The A.R.S. 1974 Annual Meeting - May 9 -12
Sheraton Motor Inn, Lloyd Center, Portland, Oregon
Molly Grothaus, Lake Oswego, Oregon
It all began in Portland back in 1944 when a little group of rhododendron fanciers founded the American Rhododendron Society. Portland, the Mother Chapter, is planning a Thirtieth Anniversary Celebration for the 1974 Annual Meeting.
The meeting will coincide with the annual Mother's Day show at the Crystal Springs Island Display Garden. The Sheraton Motor Inn in Portland's Lloyd Center has been selected as the official hotel.
Registration will begin on Thursday. On the first program, scheduled for that evening, a panel of hybridists from different regions, including Dr. Edwin C. Brockenbrough, Seattle Chapter; Dr. John Evans, California Chapter; Dr. David Fluharty, Tidewater Chapter and Lewis Bagoly, Valley Forge Chapter, will talk about the hybrids they would like to make.
The Friday and Saturday programs will schedule speakers during the morning. Among these will be Dr. Roy Taylor, director of the University of British Columbia Botanical Garden, who will talk on the Species Foundation; Hadley Osborn on color inheritance, and Dr. Gustav Mehlquist on hybridization.
A loop by bus down the Willamette Valley Friday afternoon will go to the North Willamette Experiment Station of Oregon State University. Work at the 160-acre station, under the direction of Dr. Robert Ticknor, is devoted to horticultural crops. There is a labeled collection of rhododendrons and the container-grown rhododendrons used in the growth regulated experiments can be seen after a year of growing planted in the ground.
At the next stop most of the popular rhododendron varieties commonly used in the West may be seen on the 96 acres of the Klupenger Nursery. Klupenger's sells only budded stock from the field, running around 90,000 plants. This figure does not include greenhouse liners in the two, three and four-year-old sizes. The nursery also has 260,000 square feet in covered area, the largest on the West Coast, in which 250,000 azaleas are produced annually for the green house forcing trade.

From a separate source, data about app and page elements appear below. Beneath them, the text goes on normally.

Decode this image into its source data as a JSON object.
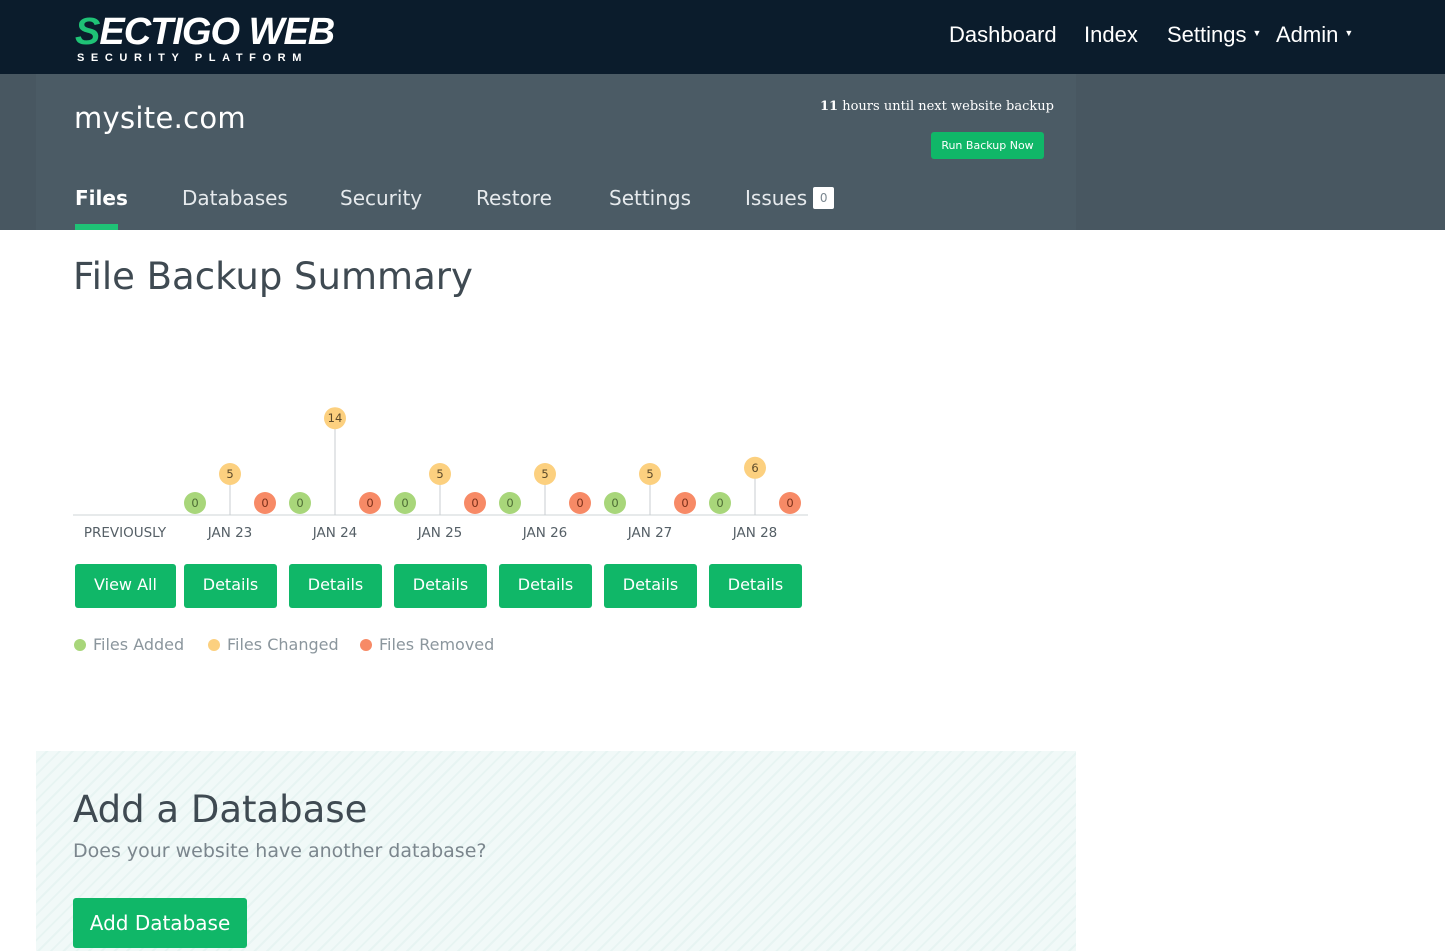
{
  "brand": {
    "logo_main_s": "S",
    "logo_main_rest": "ECTIGO WEB",
    "logo_sub": "SECURITY PLATFORM"
  },
  "top_nav": {
    "dashboard": "Dashboard",
    "index": "Index",
    "settings": "Settings",
    "admin": "Admin"
  },
  "site": {
    "name": "mysite.com",
    "hours_until_backup": "11",
    "backup_text": "hours until next website backup",
    "run_backup_label": "Run Backup Now"
  },
  "tabs": {
    "files": "Files",
    "databases": "Databases",
    "security": "Security",
    "restore": "Restore",
    "settings": "Settings",
    "issues": "Issues",
    "issues_count": "0",
    "active": "Files"
  },
  "summary": {
    "title": "File Backup Summary"
  },
  "chart_data": {
    "type": "scatter",
    "categories": [
      "PREVIOUSLY",
      "JAN 23",
      "JAN 24",
      "JAN 25",
      "JAN 26",
      "JAN 27",
      "JAN 28"
    ],
    "series": [
      {
        "name": "Files Added",
        "color": "#a8d67a",
        "values": [
          null,
          0,
          0,
          0,
          0,
          0,
          0
        ]
      },
      {
        "name": "Files Changed",
        "color": "#fcd07f",
        "values": [
          null,
          5,
          14,
          5,
          5,
          5,
          6
        ]
      },
      {
        "name": "Files Removed",
        "color": "#f78a66",
        "values": [
          null,
          0,
          0,
          0,
          0,
          0,
          0
        ]
      }
    ],
    "legend": "bottom-left"
  },
  "buttons": {
    "view_all": "View All",
    "details": "Details"
  },
  "legend": {
    "added": "Files Added",
    "changed": "Files Changed",
    "removed": "Files Removed"
  },
  "database": {
    "title": "Add a Database",
    "subtitle": "Does your website have another database?",
    "button": "Add Database"
  }
}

Last stop on the Valley loop will be Cecil Smith's beautiful garden. Many of the rhododendrons in this garden are familiar to Bulletin readers because of Cecil's generous pictorial contributions to ARS publications over the years. His two-acre garden, now 23 years old, contains about 200 hybrids, 150 species and 500 seedling crosses still under observation.
At the dinner planned for Friday evening charter members of the ARS will be honored.
Following Saturday morning's speakers, tour buses will leave for the Japanese Garden in Washington Park. The garden, designed by an internationally known authority from Japan, is authentic in every detail from the elaborate entrance gates and ceremonial tea house to the stone pagoda lantern and moon bridge. There are five traditional Japanese garden forms combined here and in several azaleas are used as accents, both for their form and color.
The annual Portland Chapter Rhododendron Show and the garden at Crystal Springs Island will complete the Saturday tour. The show is held in a covered area, designed for staging rhododendron shows, which is a part of the cool house in which tender rhododendrons are grown. Many of the hundreds of rhododendrons in the seven acre garden are at the peak of their bloom each year during the weekend of the show.
Then back to the Sheraton for the annual banquet after which Mr. and Mrs. Peter Cox will talk on the species and hybrids growing in their garden and nursery at Glendoick, Scotland.
Following the success of the Rhododendron Breeder's Roundtable at Pittsburgh last year, Dr. August Kehr is again planning a post meeting daylong session for Sunday, May 12.
More information on this session, the tours and the complete schedule of speakers will be included in the January 1974 Quarterly Bulletin.